My Way Home Is Through You

Speaking of which… My Way Home Is Through You is yet another of those songs considered unsuitable for The Black Parade for one reason or another. Perhaps because it sounds closer in tone and attack to what the band would do next on the Conventional Weapons recordings, rather than the bold, theatrical epics of the period that birthed it. But in that alone, it posits the idea of a musical force in perpetual forward motion, fascinatingly evolving before our eyes (well, ears) and if you look closely enough you can almost find the joins.

Someone Out There Loves You

This one was first heard as an untitled track performed live on The Black Parade Is Dead! DVD, erroneously named as Stay by fans, but later confirmed as Someone Out There Loves You by Gerard on Twitter. Written from the perspective of someone trying to talk to a person plagued by suicidal thoughts, it’s a classic example of the band’s talent for writing and performing songs that deal with the toughest of subjects, injecting real heart and humanity into them, yet never losing grip of their natural pop instincts.

The Drugs

Supposedly written during the Conventional Weapons sessions and scrapped along with a rumoured 11 others, this one throws back to the band’s love of Danzig-era Misfits, capturing a decidedly more raw and feral mood than the artists who strode the globe as polished rock stars in the preceding Black Parade pomp. That’s probably deliberate, and this is a glimpse into their mindset in the wake of that success, their instinctive reaction to the attention that came with it, and a reminder of who they were stripped of the conceptual brilliance, dramatic image and big ideas. Of course they would return to those very things (albeit in a totally different and contrasting way) for Danger Days… but in the hints and breadcrumbs left behind from those Conventional Weapons sessions, there is much to be learned.

Every Snowflake Is Different (Just Like You)

So, this one is not like the others. It’s My Chem’s Christmas classic, Every Snowflake’s Different (Just Like You) which saw them dress up as jolly skiers for a special 2011 festive performance on Yo Gabba Gabba!, the hit U.S. children’s TV show. If you don’t know what that is then you could do a lot worse than going down that rabbit hole, as the show was co-created by The Aquabats vocalist Christian Jacobs and has regularly featured alt.rock luminaries such as Weezer, Rocket From The Crypt and Jimmy Eat World. This jaunty slice of fun shows MCR’s sense of humour in a way that official releases and recordings didn’t often allow. It’s also catchy as a winter cold, so be warned before hitting that play button.


Otherwise known as Fuck The Whole Wide World, this track technically comes courtesy of MCR’s Mad Gear and Missile Kid alter egos, created as the imaginary band who’d soundtrack the road trip of their other alter egos, The Fabulous Killjoys. Confused? That’s okay.
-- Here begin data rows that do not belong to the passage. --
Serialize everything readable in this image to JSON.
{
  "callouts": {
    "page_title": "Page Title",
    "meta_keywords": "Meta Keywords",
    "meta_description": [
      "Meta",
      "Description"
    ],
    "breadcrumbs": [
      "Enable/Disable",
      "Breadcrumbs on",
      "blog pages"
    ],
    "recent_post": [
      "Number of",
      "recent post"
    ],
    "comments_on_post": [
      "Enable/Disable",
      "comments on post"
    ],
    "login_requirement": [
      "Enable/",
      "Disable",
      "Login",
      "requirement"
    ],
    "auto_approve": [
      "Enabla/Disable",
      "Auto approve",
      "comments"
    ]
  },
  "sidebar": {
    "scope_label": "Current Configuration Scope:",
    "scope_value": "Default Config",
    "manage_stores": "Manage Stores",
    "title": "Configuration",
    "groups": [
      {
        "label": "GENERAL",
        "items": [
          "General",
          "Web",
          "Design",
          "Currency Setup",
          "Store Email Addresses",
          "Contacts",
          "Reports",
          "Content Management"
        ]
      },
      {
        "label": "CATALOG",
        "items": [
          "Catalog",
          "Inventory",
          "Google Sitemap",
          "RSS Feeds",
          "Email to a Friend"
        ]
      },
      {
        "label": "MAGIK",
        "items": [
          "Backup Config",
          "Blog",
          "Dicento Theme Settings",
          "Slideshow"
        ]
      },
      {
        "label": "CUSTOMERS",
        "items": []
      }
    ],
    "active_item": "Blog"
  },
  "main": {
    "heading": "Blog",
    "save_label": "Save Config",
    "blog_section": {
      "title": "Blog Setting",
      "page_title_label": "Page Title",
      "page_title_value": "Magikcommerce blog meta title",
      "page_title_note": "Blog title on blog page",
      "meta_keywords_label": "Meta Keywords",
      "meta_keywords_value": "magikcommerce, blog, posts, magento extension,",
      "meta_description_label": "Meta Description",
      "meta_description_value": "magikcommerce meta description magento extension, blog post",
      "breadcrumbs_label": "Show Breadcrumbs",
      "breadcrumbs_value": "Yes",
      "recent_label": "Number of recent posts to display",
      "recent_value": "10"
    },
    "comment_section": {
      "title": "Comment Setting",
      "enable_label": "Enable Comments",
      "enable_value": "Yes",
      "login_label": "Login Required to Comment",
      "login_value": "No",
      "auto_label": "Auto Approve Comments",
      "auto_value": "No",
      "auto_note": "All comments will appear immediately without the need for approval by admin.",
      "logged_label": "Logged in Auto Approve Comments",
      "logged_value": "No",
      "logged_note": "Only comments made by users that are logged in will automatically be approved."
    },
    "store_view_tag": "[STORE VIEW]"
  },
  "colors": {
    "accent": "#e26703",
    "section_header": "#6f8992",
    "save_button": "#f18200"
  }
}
Just enjoy the song and its echoes of the scratchier punk roots of the old days, at the height of an era when everything else went dayglo.

Mastas Of Ravenkroft
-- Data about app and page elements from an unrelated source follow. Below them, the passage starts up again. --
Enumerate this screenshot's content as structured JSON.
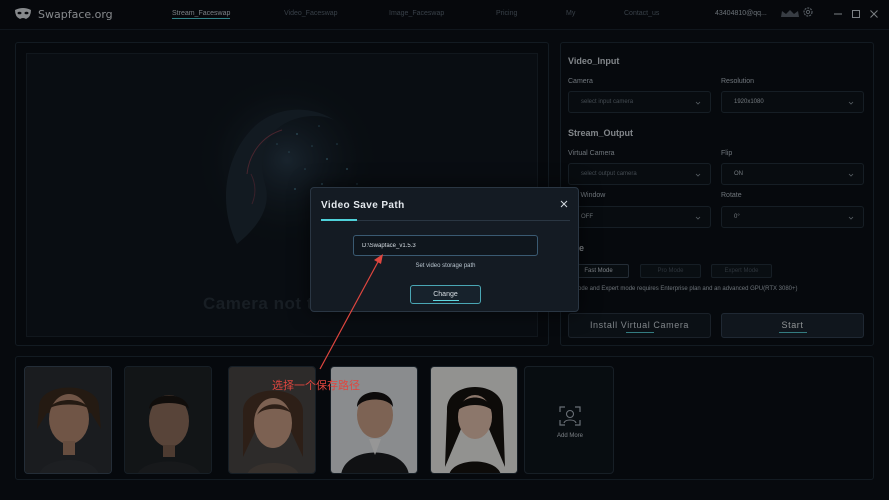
{
  "app": {
    "title": "Swapface.org"
  },
  "nav": [
    {
      "label": "Stream_Faceswap",
      "active": true
    },
    {
      "label": "Video_Faceswap",
      "active": false
    },
    {
      "label": "Image_Faceswap",
      "active": false
    },
    {
      "label": "Pricing",
      "active": false
    },
    {
      "label": "My",
      "active": false
    },
    {
      "label": "Contact_us",
      "active": false
    }
  ],
  "account": {
    "id": "43404810@qq..."
  },
  "camera": {
    "status": "Camera not turned on"
  },
  "settings": {
    "video_input_title": "Video_Input",
    "camera_label": "Camera",
    "camera_value": "select input camera",
    "resolution_label": "Resolution",
    "resolution_value": "1920x1080",
    "stream_output_title": "Stream_Output",
    "virtual_camera_label": "Virtual Camera",
    "virtual_camera_value": "select output camera",
    "flip_label": "Flip",
    "flip_value": "ON",
    "preview_window_label": "iew Window",
    "preview_window_value": "OFF",
    "rotate_label": "Rotate",
    "rotate_value": "0°",
    "mode_title": "ode",
    "modes": [
      "Fast Mode",
      "Pro Mode",
      "Expert Mode"
    ],
    "mode_note": "o mode and Expert mode requires Enterprise plan and an advanced GPU(RTX 3080+)",
    "install_label": "Install Virtual Camera",
    "start_label": "Start"
  },
  "faces": {
    "add_more_label": "Add More"
  },
  "dialog": {
    "title": "Video Save Path",
    "path_value": "D:\\Swapface_v1.5.3",
    "hint": "Set video storage path",
    "change_label": "Change"
  },
  "annotation": {
    "text": "选择一个保存路径"
  },
  "colors": {
    "accent": "#4fd1d9",
    "annotation": "#e0463f",
    "background": "#0c1118"
  },
  "icons": [
    "mask-logo-icon",
    "crown-icon",
    "gear-icon",
    "minimize-icon",
    "maximize-icon",
    "close-icon",
    "chevron-down-icon",
    "face-scan-icon"
  ]
}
Why not have another helping from the band’s lesser-spotted, harder-edged aliases. Mastas Of Ravenkroft was one of only three songs (all wrapped up in under six minutes) on The Mad Gear And Missile Kid EP, which was only available through the limited CA 2019 boxset release of Danger Days…. Guitarist Frank Iero apparently loved these songs so much that he even wanted to make a full-length record under that name, but of course that has, as yet, not come to pass. We wouldn’t say no to more of this kind of thing, though…
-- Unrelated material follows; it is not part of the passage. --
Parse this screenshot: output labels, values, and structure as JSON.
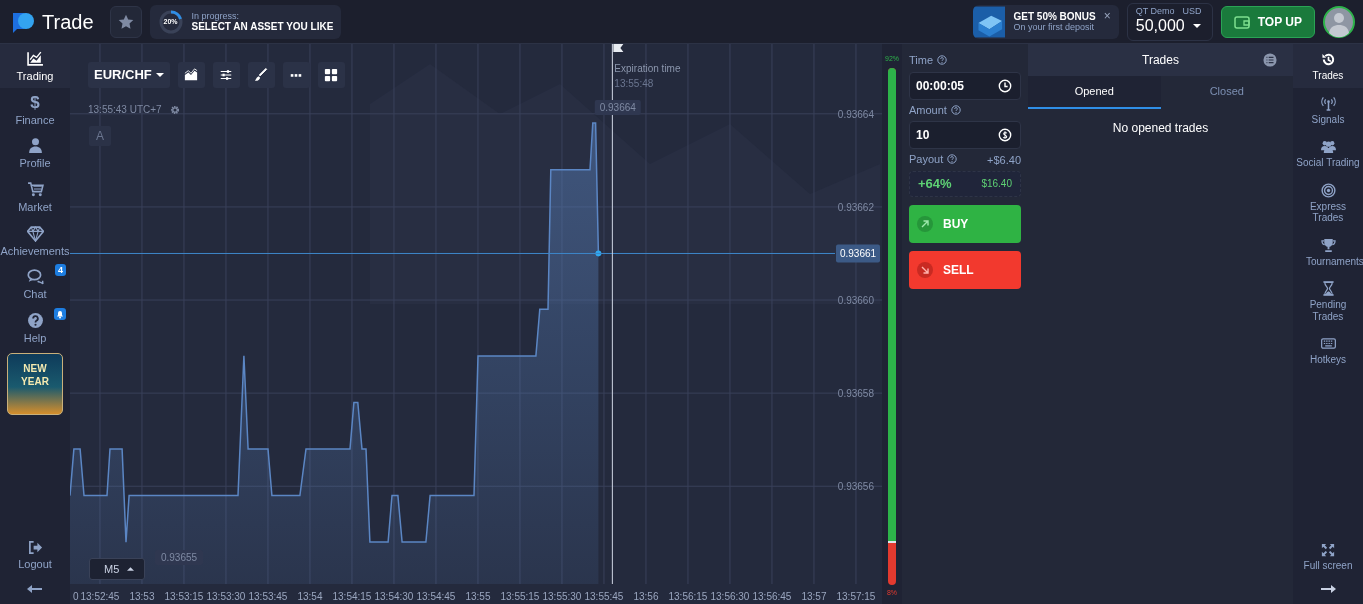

Now read these

The best of Kerrang! delivered straight to your inbox three times a week. What are you waiting for?